Understanding the Hip Hinge
We have all heard the expression, “lift with your legs, not your back,” but how exactly does one do this? Well, it all starts with the hips. The hip hinge is a fundamental movement pattern that should be utilized for various activities. Instead of bending or rounding forward at the low back, the first movement should be a “hinge” at the hips. Hinging at the hips creates optimal power and strength by recruiting the glutes and hamstrings while keeping the spine in a neutral position. This ultimately may reduce the likelihood of low back injury because it helps to minimize stress on the spine. Additionally, if you have a current lower back injury, this may help reduce the chances of forward bending movements being aggravating.
Here we see three pictures. The first picture shows forward bending mostly coming from the lumbar spine rather than at the hips. The second picture shows a proper hip hinge to aid in forward bending. Note that in the third picture, the model’s lower back remains quite neutral and he is using his leg and gluteal muscles to move. The third picture demonstrates bending at the hips while keeping the back straight with the aid of a dowel.

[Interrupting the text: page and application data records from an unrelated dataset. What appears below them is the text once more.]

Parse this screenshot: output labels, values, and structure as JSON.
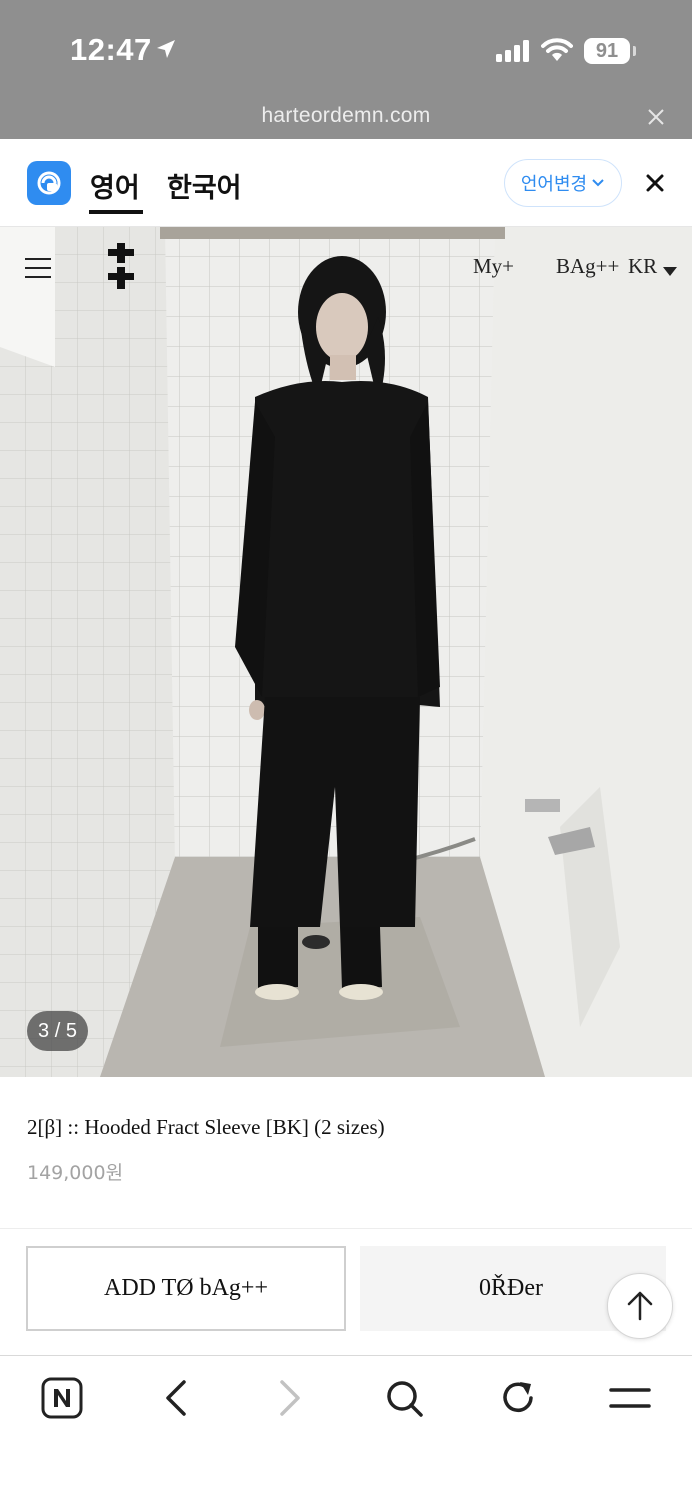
{
  "status_bar": {
    "time": "12:47",
    "battery": "91",
    "url": "harteordemn.com"
  },
  "translate_bar": {
    "tabs": [
      "영어",
      "한국어"
    ],
    "active_tab": "영어",
    "change_language": "언어변경",
    "accent_color": "#2f8cf0"
  },
  "site_header": {
    "my_link": "My+",
    "bag_link": "BAg++",
    "lang": "KR"
  },
  "gallery": {
    "counter": "3 / 5"
  },
  "product": {
    "title": "2[β] :: Hooded Fract Sleeve [BK] (2 sizes)",
    "price": "149,000원"
  },
  "actions": {
    "add_to_bag": "ADD TØ bAg++",
    "order": "0ŘĐer"
  },
  "icons": {
    "location": "location-arrow-icon",
    "signal": "cellular-signal-icon",
    "wifi": "wifi-icon",
    "menu": "hamburger-menu-icon",
    "logo": "double-cross-logo-icon",
    "scroll_top": "arrow-up-icon",
    "browser": [
      "naver-n-icon",
      "back-icon",
      "forward-icon",
      "search-icon",
      "reload-icon",
      "menu-icon"
    ]
  }
}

This can be useful for training your body to get used to this movement so it becomes more natural.
Not only is the hip hinge essential for exercise activities like the deadlift, squat, and kettlebell swing – it is essential for simple efforts and daily tasks.
- Picking up objects or heavier loads
- Rising from a chair
- Leaning over the counter or sink
- Unloading the dishwasher